“Many students have a lot of potential, but they get anxious or don’t do well on standardized testing,” she said.
In order to minimize her stress, Amy said that this year she will focus on connecting with friends.
“I’m definitely going to take some time with self-care, movie nights and hanging out with friends,” she said. “I’m going to have a support system, prioritize self care and have a balance of social life and work.”
Beginning senior year, Kurt* said he is most excited for his electives, independent study for screenwriting and personal finance, as he plans to pursue a career in these fields.
“I’m hoping to get a starter job in a marketing firm [and] then do some writing because it’s really fun for me,” he said.

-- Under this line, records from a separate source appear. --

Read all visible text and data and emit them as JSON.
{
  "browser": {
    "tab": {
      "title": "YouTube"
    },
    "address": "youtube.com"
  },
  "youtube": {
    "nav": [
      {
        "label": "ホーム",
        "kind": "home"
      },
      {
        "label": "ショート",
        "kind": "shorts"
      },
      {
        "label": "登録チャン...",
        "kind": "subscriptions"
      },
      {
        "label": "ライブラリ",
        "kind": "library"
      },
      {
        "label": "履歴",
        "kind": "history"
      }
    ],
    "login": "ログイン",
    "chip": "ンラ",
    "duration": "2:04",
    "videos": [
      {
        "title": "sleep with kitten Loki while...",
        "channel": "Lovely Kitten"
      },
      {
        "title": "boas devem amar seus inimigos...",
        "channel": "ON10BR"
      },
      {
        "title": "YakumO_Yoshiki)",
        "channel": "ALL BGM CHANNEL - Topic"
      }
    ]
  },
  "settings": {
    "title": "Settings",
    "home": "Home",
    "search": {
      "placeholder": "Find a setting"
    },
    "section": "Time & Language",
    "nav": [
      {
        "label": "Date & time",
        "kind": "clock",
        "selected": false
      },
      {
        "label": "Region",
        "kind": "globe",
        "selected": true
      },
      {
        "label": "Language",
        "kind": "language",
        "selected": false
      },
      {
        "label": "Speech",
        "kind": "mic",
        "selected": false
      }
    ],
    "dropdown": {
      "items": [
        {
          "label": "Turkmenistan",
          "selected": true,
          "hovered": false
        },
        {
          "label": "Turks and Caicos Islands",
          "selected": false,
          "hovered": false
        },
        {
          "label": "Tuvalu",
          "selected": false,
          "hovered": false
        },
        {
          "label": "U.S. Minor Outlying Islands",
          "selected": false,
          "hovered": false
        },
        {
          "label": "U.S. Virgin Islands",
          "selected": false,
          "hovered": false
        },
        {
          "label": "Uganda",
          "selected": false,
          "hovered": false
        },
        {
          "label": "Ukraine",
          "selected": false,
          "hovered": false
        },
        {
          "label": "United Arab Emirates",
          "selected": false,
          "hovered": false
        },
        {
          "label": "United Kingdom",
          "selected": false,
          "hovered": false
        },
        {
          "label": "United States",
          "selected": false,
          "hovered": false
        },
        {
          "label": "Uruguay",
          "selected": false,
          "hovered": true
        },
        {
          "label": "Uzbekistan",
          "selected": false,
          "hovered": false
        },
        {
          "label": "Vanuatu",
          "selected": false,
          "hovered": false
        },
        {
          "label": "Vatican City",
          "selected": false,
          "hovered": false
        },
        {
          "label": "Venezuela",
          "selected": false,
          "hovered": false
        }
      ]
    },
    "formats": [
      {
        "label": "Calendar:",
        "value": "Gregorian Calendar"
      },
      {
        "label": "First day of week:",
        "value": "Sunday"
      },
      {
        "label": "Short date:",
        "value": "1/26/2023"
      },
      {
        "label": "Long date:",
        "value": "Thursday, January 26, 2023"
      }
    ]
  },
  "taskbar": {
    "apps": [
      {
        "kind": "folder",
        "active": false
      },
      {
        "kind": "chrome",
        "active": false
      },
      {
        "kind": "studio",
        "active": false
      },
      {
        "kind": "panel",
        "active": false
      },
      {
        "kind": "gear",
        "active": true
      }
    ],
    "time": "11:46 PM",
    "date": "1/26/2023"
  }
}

This summer, he helped out his parents, who own a stationary and gift website, working in production.
“I help sell products, which is a really fun side of business because marketing is really cool, using human technology against people,” he said.

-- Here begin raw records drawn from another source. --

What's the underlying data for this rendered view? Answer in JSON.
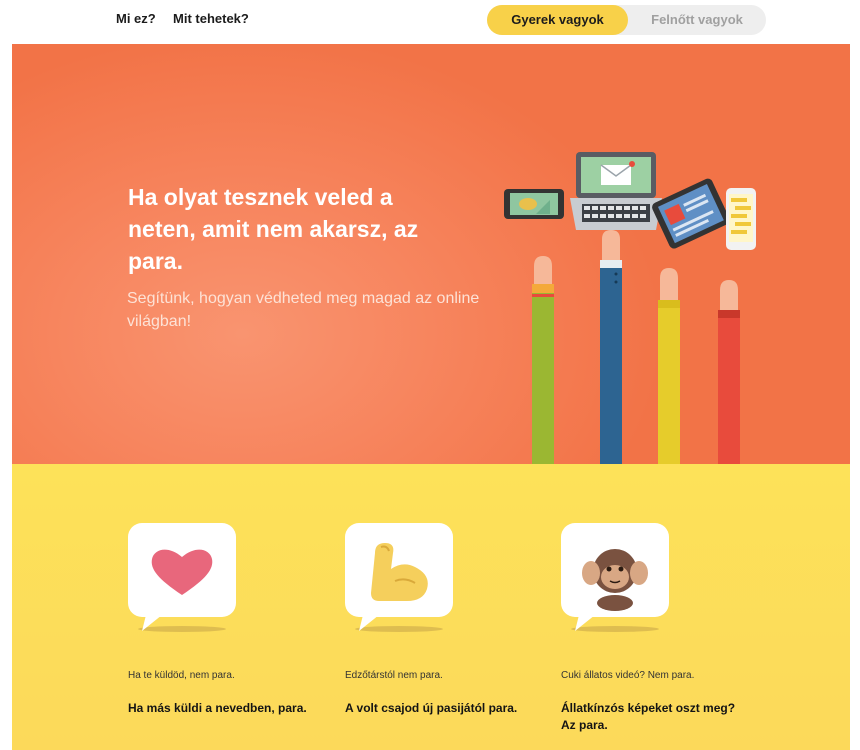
{
  "nav": {
    "links": [
      "Mi ez?",
      "Mit tehetek?"
    ],
    "toggle": {
      "active": "Gyerek vagyok",
      "inactive": "Felnőtt vagyok"
    }
  },
  "hero": {
    "title": "Ha olyat tesznek veled a neten, amit nem akarsz, az para.",
    "subtitle": "Segítünk, hogyan védheted meg magad az online világban!",
    "illustration": "hands-holding-devices"
  },
  "cards": [
    {
      "icon": "heart-icon",
      "light": "Ha te küldöd, nem para.",
      "bold": "Ha más küldi a nevedben, para."
    },
    {
      "icon": "flexed-arm-icon",
      "light": "Edzőtárstól nem para.",
      "bold": "A volt csajod új pasijától para."
    },
    {
      "icon": "hear-no-evil-monkey-icon",
      "light": "Cuki állatos videó? Nem para.",
      "bold": "Állatkínzós képeket oszt meg? Az para."
    }
  ],
  "colors": {
    "hero": "#f27347",
    "cards_bg": "#fcd95a",
    "toggle_active": "#f8d149"
  }
}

Not wanting to go too far away from home, Kurt has been looking for schools on the East Coast, in particular those with larger student bodies.

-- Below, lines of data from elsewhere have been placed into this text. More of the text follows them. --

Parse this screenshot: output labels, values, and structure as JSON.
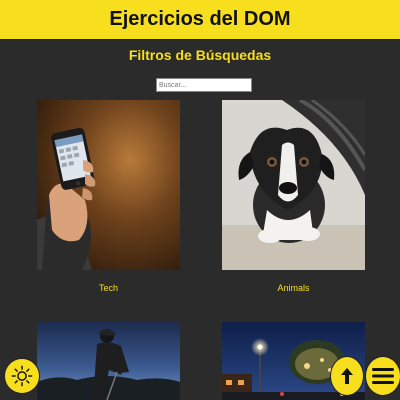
{
  "header": {
    "title": "Ejercicios del DOM"
  },
  "filters": {
    "title": "Filtros de Búsquedas",
    "search_placeholder": "Buscar..."
  },
  "cards": [
    {
      "label": "Tech",
      "image": "phone-in-hand-photo"
    },
    {
      "label": "Animals",
      "image": "puppy-photo"
    },
    {
      "label": "",
      "image": "golfer-silhouette-photo"
    },
    {
      "label": "",
      "image": "night-street-lights-photo"
    }
  ],
  "buttons": {
    "theme_icon": "sun-icon",
    "scroll_top_icon": "arrow-up-icon",
    "menu_icon": "hamburger-menu-icon"
  },
  "colors": {
    "accent": "#f7df1e",
    "background": "#2b2b2b"
  }
}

“They’re always so chaotic in the best ways,” he said. “Normally, large crowds are in the big cities, and big cities have good food, lots of places to explore and adventures.”
Kurt said, however, that he would be willing to make compromises for schools that offer strong creative marketing programs.
“Whether it’s more of a hardcore study campus or a party campus, as long as I’m getting to do what I want in my classes, I’m fine,” he said. “There’s not much that breaks a school for me.”
Right now, Kurt said his top school is Emerson College, which he became interested in after hearing an alumnus speak at a virtual information session.
“Emerson has a really interesting business program where you go to Switzerland for two years and you learn about the local economy and how that relates to marketing and creative marketing,” he said.
Despite the coronavirus, Kurt said he is hoping to make the most out of his senior year.
“I’m looking to get a really enjoyable experience where I get to learn new things and hang out with my friends,” he said. “It should be at least an interesting experience this year because we’ll be doing a whole new style of learning.”
Anthony*, who runs all three seasons of track, said he is applying to National Collegiate Athletic Association Division III (DIII) colleges.
“I emailed a couple coaches back at the start of January. From there, we continued conversations and had a couple phone calls getting to know the schools and getting to know the coaches,” he said.
Anthony said that DIII colleges, unlike Division I and Division II schools, do not offer athletic scholarships but do offer prospective student-athletes the opportunity to learn more about their athletics programs during the recruitment process.
“I’ve had opportunities to speak to a couple students on the team, and it’s warmed me up to the schools,” he said. “I was fortunate to be able to visit my top school and talk to the coach, which was really helpful.”
Though informed on college athletics, Anthony said the structure of the fall season remains uncertain.
“The MIAA said that cross country was one of the only low-risk sports, so it looks hopeful that we might have a season,” he said.
Independent of the formal season, Anthony said running will help him manage the stress of senior year.
“For me, running has always been a therapeutic activity,” he said. “If I’m ever up late doing homework, I’ll go for a quick 10-minute run just to get my mind working.”
Anthony said he has not yet decided what he wants to study, so he is looking at schools that would leave his options open.
“The liberal arts aspect definitely appeals to me. I know the general ideas that I want to study, but I’m not really sure specifically,” he said.
Anthony said his top choices are Bowdoin, Colgate, Middlebury and Tufts. Right now, he said he is refining his applications.
“It’s stressful, but a little bit exciting,” he said. “It’s what everyone’s been working up to in their 12 years of schooling up until this point.”
*Names changed to protect students’ identities